Collected data:

------------

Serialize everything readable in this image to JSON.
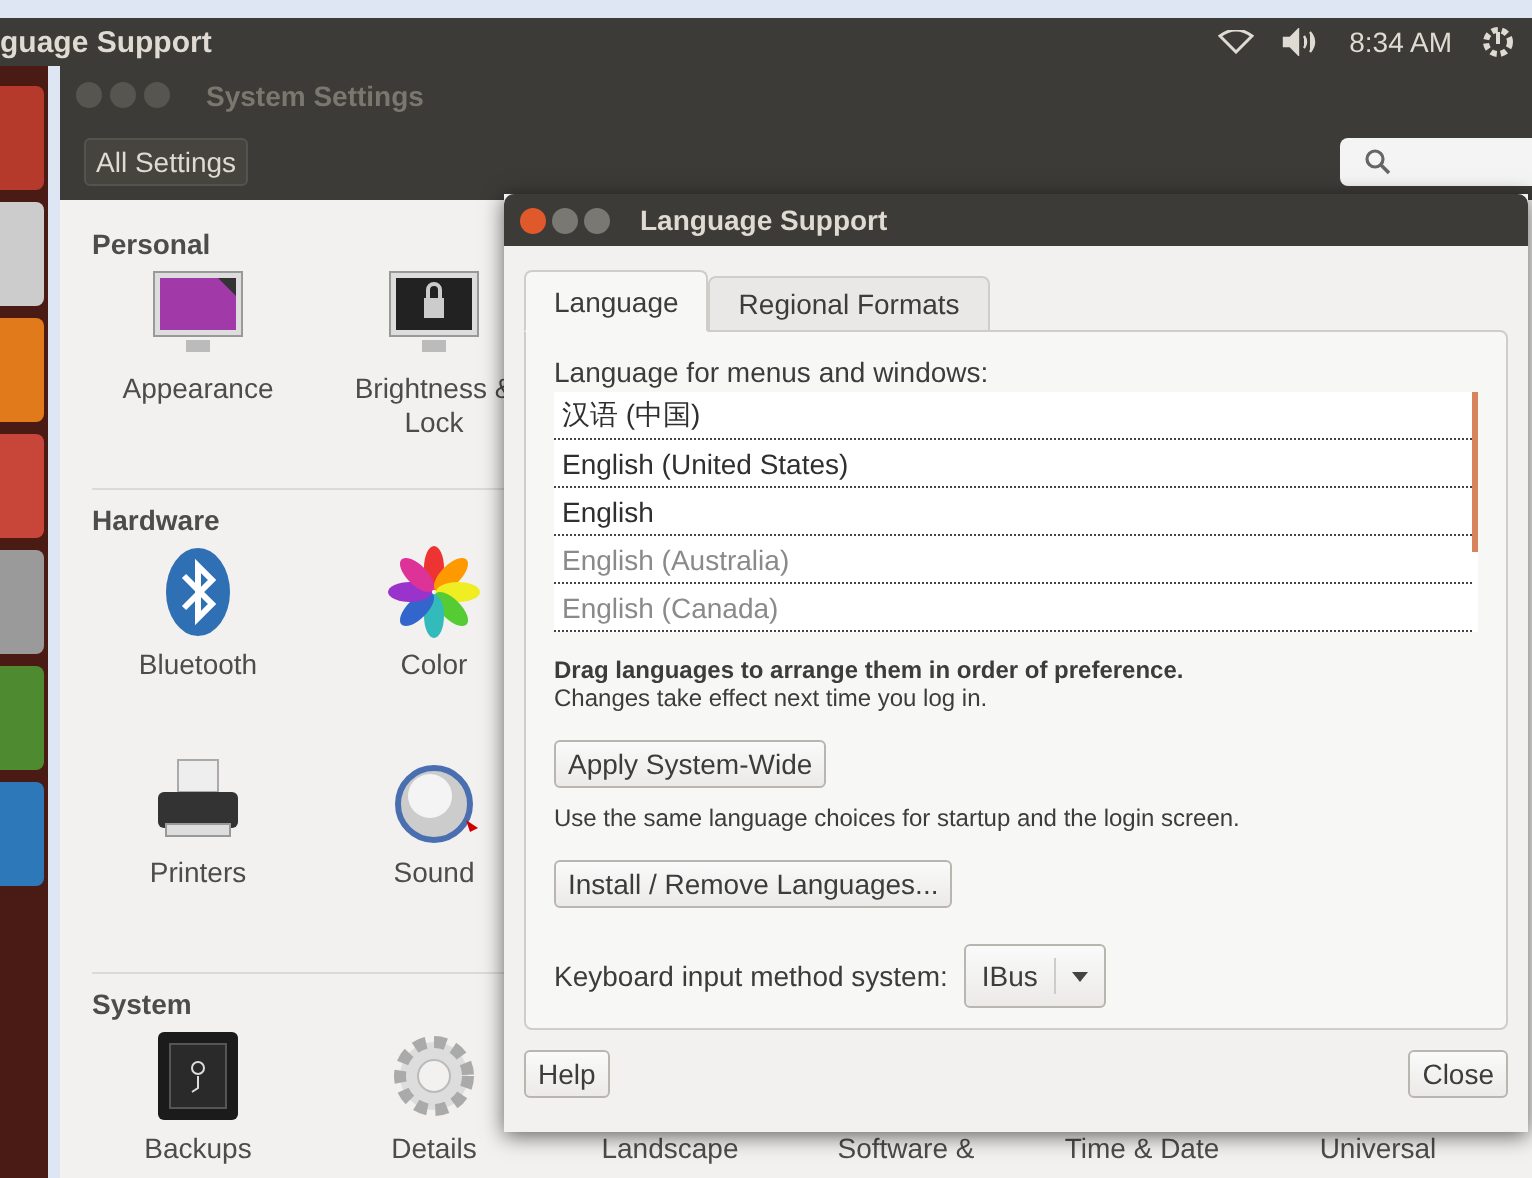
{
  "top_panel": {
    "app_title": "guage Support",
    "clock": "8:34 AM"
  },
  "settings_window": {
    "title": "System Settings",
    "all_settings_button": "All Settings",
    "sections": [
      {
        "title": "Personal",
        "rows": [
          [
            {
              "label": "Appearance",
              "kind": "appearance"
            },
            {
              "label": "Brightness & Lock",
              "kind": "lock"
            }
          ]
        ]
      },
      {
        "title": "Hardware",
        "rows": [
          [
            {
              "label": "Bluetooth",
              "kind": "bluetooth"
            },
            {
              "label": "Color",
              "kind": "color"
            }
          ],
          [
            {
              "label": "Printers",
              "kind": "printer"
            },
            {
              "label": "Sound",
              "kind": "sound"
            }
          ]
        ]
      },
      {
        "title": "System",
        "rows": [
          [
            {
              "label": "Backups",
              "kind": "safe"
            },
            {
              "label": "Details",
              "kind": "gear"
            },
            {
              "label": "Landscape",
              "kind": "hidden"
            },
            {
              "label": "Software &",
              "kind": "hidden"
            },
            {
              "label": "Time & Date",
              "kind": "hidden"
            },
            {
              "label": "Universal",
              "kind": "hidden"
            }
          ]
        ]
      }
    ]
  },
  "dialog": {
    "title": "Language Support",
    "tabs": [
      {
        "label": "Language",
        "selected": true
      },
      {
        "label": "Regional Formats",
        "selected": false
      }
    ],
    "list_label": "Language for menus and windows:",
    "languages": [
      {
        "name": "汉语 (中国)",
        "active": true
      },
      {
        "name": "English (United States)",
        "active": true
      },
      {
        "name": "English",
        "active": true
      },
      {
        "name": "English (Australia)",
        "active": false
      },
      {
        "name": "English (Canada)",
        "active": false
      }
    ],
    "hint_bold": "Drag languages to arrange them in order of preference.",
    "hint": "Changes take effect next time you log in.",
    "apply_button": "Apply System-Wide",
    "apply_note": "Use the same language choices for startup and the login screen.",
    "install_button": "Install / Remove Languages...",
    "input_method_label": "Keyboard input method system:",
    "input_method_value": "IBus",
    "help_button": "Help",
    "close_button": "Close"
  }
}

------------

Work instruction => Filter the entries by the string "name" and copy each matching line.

Task output =>
        "name": "汉语 (中国)",
        "name": "English (United States)",
        "name": "English",
        "name": "English (Australia)",
        "name": "English (Canada)",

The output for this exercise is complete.